* What the task requires
Report how many lines in the data include the string "button", and add nothing else.
#####
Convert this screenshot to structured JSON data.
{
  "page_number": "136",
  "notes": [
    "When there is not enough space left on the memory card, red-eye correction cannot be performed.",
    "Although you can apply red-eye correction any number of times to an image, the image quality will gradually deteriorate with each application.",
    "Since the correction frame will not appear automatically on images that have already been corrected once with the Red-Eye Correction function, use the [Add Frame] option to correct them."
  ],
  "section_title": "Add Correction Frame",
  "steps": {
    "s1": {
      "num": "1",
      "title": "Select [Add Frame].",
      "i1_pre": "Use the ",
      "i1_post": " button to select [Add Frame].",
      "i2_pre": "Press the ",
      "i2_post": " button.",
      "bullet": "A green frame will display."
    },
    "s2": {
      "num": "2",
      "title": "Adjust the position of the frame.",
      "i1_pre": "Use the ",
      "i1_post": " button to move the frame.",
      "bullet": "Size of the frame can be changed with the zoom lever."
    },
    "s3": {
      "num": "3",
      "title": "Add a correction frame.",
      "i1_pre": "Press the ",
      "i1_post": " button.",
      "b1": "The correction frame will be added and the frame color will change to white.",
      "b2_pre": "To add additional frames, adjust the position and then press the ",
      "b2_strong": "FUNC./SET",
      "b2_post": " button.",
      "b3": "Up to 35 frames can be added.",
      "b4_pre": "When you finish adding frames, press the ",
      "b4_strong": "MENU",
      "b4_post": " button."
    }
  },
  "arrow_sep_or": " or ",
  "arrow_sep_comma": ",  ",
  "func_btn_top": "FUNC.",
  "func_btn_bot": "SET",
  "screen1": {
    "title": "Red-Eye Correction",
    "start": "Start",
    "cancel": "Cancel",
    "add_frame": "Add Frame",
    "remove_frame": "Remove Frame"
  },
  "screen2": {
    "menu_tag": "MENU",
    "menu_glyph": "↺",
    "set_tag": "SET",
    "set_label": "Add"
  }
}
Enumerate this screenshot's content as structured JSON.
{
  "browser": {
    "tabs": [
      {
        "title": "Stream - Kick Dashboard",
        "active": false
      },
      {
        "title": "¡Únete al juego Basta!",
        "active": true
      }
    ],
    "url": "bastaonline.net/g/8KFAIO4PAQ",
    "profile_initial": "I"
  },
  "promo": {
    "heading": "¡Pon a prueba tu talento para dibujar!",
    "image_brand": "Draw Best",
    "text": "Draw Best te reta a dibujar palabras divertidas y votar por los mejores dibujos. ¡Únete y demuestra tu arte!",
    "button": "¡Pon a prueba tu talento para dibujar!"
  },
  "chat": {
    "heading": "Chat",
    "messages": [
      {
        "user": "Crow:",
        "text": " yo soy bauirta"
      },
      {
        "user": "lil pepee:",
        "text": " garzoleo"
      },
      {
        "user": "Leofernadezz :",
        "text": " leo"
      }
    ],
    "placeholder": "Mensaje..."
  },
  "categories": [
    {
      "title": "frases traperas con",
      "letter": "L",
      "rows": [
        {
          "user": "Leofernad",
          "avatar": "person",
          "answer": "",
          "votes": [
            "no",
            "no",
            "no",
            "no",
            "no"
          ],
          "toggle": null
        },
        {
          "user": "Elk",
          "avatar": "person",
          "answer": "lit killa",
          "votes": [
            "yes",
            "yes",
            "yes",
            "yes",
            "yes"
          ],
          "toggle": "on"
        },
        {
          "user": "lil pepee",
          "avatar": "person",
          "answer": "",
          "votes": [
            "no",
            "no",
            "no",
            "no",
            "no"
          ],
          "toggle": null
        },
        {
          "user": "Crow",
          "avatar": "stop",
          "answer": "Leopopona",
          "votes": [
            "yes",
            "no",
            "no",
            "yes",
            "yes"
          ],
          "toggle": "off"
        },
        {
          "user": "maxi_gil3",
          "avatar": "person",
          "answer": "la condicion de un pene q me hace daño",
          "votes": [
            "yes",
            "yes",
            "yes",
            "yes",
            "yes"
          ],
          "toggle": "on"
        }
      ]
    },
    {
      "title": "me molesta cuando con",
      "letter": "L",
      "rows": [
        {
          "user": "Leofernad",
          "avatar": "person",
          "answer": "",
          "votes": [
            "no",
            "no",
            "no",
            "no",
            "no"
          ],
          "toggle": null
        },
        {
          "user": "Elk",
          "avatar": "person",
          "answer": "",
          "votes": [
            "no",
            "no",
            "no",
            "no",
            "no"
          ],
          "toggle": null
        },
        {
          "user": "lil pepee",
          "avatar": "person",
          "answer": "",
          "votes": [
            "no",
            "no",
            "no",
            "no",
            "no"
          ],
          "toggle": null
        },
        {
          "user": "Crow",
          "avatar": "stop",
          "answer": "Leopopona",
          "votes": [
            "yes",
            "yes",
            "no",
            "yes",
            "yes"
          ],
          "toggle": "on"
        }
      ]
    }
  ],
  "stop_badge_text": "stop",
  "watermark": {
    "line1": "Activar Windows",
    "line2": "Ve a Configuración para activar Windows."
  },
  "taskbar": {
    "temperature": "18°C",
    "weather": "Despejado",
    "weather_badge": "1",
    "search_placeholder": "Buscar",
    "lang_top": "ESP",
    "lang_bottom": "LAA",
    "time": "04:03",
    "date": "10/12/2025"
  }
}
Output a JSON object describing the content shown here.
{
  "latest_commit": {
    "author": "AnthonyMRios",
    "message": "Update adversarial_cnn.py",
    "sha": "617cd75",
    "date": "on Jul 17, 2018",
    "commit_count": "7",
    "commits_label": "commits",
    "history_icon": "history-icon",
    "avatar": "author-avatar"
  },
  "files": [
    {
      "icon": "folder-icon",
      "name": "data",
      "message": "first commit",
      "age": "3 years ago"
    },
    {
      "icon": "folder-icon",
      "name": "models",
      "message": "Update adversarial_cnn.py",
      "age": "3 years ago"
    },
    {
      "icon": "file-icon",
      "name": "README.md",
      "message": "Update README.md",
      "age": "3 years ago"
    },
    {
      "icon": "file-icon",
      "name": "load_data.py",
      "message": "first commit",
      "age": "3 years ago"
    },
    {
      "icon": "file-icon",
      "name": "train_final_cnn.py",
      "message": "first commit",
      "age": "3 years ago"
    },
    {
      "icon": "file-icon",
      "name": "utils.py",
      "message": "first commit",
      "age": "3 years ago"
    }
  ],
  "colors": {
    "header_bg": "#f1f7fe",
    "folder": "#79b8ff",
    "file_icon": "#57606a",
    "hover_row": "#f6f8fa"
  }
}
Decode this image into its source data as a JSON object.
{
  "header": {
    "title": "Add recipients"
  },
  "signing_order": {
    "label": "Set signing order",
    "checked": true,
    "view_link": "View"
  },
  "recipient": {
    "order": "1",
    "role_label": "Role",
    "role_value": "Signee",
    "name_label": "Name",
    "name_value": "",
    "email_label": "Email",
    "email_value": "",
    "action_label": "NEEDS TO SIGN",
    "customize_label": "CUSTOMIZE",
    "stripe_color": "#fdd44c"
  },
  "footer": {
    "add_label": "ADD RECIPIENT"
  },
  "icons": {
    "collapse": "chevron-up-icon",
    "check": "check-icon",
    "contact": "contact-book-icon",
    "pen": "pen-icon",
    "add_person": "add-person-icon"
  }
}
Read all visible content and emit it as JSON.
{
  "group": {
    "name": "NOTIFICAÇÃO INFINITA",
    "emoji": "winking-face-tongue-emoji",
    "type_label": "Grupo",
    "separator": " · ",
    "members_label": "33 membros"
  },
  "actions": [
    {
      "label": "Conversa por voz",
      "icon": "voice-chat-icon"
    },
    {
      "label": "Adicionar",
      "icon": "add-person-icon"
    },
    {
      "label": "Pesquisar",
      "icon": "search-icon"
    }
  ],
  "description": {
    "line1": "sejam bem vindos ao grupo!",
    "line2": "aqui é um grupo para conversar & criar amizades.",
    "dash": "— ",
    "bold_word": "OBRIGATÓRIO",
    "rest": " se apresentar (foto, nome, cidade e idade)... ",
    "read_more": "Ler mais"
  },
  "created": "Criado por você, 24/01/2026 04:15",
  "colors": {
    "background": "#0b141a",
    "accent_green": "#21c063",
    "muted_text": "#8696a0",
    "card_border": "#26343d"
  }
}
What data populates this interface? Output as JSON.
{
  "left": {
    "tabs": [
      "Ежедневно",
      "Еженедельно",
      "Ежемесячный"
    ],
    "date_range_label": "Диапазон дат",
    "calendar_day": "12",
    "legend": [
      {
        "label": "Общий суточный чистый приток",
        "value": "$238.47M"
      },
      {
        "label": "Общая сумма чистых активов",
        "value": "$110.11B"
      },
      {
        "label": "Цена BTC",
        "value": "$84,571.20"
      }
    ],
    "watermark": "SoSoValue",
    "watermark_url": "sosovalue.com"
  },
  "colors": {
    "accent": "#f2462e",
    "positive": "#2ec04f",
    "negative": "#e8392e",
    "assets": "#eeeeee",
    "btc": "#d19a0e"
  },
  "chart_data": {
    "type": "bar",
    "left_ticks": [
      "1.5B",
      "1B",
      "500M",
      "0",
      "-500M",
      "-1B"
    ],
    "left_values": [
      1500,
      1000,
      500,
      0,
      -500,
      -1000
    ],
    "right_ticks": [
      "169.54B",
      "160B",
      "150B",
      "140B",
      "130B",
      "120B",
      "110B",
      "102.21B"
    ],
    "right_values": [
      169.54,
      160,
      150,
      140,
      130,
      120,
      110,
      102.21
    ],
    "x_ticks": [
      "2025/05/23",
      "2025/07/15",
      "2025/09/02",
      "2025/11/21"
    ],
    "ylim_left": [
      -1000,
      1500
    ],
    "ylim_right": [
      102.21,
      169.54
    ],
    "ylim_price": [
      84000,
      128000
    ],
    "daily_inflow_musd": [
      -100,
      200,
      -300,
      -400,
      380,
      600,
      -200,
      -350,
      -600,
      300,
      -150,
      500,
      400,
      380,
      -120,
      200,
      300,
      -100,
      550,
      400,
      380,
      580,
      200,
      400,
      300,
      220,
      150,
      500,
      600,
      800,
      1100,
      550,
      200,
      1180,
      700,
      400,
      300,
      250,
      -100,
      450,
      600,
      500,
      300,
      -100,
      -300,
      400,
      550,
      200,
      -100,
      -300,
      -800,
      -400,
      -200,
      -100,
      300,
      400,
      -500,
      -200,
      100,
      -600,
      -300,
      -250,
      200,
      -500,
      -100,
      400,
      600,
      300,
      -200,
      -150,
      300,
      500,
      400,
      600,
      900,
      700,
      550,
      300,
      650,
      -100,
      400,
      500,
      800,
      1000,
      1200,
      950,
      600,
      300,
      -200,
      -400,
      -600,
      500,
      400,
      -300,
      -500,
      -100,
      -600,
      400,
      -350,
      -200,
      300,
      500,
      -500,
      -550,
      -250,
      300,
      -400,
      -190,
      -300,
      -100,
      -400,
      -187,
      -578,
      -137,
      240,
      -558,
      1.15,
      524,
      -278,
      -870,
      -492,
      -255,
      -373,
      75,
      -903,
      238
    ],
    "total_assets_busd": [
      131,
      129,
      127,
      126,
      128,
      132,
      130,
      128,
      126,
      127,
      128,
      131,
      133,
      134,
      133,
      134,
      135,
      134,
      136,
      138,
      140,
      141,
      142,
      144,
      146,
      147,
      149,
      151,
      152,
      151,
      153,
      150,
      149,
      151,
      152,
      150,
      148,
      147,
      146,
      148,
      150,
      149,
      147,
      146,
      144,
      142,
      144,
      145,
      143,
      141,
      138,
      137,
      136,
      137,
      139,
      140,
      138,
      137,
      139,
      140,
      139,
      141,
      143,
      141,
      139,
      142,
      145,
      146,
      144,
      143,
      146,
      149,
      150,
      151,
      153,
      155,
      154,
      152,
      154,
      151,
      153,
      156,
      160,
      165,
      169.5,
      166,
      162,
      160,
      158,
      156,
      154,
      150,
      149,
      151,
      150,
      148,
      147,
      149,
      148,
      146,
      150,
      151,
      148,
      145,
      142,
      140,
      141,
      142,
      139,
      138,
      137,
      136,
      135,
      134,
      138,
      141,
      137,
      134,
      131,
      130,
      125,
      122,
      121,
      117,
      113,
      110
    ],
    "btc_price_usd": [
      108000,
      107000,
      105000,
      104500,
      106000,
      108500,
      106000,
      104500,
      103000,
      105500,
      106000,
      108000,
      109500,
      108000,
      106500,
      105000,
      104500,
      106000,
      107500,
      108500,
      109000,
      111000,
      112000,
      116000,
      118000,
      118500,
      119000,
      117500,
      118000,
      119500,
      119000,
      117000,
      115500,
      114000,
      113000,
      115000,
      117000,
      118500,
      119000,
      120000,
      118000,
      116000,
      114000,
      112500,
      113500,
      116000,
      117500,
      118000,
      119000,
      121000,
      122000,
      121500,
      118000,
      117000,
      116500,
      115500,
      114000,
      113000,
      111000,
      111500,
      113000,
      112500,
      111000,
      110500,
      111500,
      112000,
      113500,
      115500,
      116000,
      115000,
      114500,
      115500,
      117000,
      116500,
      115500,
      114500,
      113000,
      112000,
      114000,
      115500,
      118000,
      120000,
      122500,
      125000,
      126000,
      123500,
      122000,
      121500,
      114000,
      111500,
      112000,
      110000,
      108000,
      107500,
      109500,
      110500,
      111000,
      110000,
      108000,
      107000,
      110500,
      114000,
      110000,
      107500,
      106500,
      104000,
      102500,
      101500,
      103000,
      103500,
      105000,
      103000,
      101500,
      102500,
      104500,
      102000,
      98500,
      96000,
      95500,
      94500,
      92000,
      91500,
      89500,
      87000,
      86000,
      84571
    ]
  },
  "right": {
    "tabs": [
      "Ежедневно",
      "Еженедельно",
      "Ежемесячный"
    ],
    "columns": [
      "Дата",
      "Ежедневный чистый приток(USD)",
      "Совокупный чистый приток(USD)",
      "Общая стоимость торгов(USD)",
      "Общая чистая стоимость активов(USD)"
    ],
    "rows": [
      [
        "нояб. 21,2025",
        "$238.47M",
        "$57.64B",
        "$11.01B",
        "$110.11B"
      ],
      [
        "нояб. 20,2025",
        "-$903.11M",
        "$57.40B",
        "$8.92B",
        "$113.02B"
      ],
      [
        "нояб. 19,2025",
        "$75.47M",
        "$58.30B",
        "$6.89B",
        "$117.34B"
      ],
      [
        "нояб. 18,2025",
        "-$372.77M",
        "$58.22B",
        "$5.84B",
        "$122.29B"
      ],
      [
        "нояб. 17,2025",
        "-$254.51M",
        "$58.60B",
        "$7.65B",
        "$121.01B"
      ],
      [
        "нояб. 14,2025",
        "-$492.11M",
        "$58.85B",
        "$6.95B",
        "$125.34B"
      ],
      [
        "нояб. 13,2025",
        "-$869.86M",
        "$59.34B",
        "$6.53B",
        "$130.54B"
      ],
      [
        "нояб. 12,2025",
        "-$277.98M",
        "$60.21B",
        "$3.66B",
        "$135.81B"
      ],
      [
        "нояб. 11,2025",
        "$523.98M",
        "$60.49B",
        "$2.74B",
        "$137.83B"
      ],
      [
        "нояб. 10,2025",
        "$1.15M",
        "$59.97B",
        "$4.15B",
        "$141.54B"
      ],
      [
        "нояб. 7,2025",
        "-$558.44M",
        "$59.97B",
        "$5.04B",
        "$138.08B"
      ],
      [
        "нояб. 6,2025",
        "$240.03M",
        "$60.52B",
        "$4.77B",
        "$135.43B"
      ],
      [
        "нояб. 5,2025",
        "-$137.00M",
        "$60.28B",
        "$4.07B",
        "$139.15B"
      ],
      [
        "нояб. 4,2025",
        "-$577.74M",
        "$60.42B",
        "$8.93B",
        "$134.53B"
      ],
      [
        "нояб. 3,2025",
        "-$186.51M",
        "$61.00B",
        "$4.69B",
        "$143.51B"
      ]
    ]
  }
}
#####
* Exercise solution
7